A Darkly Beating Heart by Lindsay Smith
To be published: Oct 25, 2016
A dark time-traveling tale that alternates between modern day and nineteenth-century Edo era Japan, this story is all about Reiko, a rancorous teenaged girl whose last relationship went spectacularly sour. Because of the ripple effects of this relationship, she ends up going to Japan to stay with relatives for the summer. She is so full of hate that she has no time for anything, not even learning the Japanese language. Reiko ends up working for her uncle’s graphic design firm and travels to Kuramagi, a preserved Edo village, for work and it seems like the perfect place to plot her revenge. Only she doesn’t count on going back in time to inhabit the body of a young girl named Miyu, whose family is plotting to overthrow the shogunate. She can feel the hatred in this girl and quickly discovers that she enjoys going back in time more than real life. Will she be able to find some peace or will her need for revenge overtake her life? To find out, read this well-written novel. Recommended for ages 15+, 3-1/2 stars.

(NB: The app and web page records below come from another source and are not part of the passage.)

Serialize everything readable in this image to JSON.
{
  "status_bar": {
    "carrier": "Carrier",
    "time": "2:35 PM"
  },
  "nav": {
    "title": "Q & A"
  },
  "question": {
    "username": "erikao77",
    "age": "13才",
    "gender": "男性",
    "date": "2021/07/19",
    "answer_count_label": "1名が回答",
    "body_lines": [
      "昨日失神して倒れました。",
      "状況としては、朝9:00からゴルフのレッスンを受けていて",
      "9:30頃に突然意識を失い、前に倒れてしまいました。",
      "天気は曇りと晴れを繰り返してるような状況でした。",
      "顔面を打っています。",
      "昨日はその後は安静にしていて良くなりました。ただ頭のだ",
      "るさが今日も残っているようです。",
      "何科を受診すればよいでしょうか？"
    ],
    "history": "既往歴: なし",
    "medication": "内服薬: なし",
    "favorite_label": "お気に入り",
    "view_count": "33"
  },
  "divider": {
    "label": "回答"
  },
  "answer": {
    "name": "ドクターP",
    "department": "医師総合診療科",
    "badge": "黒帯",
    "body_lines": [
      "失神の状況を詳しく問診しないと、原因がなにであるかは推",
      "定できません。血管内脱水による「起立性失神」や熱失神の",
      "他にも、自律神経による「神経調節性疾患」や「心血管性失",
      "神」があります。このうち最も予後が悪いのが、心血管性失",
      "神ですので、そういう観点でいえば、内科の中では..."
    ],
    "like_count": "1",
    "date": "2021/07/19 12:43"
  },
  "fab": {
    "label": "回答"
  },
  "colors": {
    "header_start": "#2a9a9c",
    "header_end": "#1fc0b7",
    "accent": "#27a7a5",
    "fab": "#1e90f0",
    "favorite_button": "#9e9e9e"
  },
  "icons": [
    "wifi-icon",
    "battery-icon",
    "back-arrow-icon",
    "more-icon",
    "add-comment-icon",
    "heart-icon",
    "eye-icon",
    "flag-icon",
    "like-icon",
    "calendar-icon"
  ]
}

I did really like the time-traveling part of the book, and going back to a Edo Japan was fascinating, as was the plot to get rid of the shogunate. I liked Jiro’s character, until he turned on her and showed his true nature. I loved Kenji’s character, and was glad at the end she ended up collaborating with him on a comic and he got to get some happiness as well. I am very glad that I’ve read a lot of manga and other things on Japan or I would’ve gotten really lost when they just started throwing out Japanese terminology, especially with the clothing. It would’ve been nice to have footnotes or something in the back of the book to help explain things. I also wished it would’ve been a bit more clear about who we were dealing with, as the story tended to jump around a lot between Reiko and Miyu.
Wow, this book was dark! I was expecting it to be a little bit but not as much as it was. In retrospect though, it made sense with amount of crap she had to go through. She has her first mature relationship with a girl who encourages her artwork, then promptly stomps all over her heart. Then there’s the whole messed up relationship with her brother (who has got quite a few skeletons in his closet), and in turn, her unforgiving relationship with her parents. I also didn’t like the idea that a girl who may or may not be gay automatically must cut herself in order to feel okay. You can be conflicted about your sexuality (that’s honest and normal) and have other outlets to deal with the stress. I just want to give the girl a hug and tell her everything will eventually be okay but it just takes time. I could identify with a bit of the hatred and need for revenge, but not to the extent that she takes it. I wanted to smack her annoying girls she had to work with, and Reiko’s family treating her like a damaged thing that can’t take care of itself. With the incredible amount of hate, the unsurmountable need for revenge, and Reiko’s unstable mental state, the ending seemed a bit too tied-up-with-a-bow perfect. It could have been more realistic.
Disclaimer: I received a copy of this ARC from MacMillan Children’s Publishing Group on Netgalley in exchange for my honest review.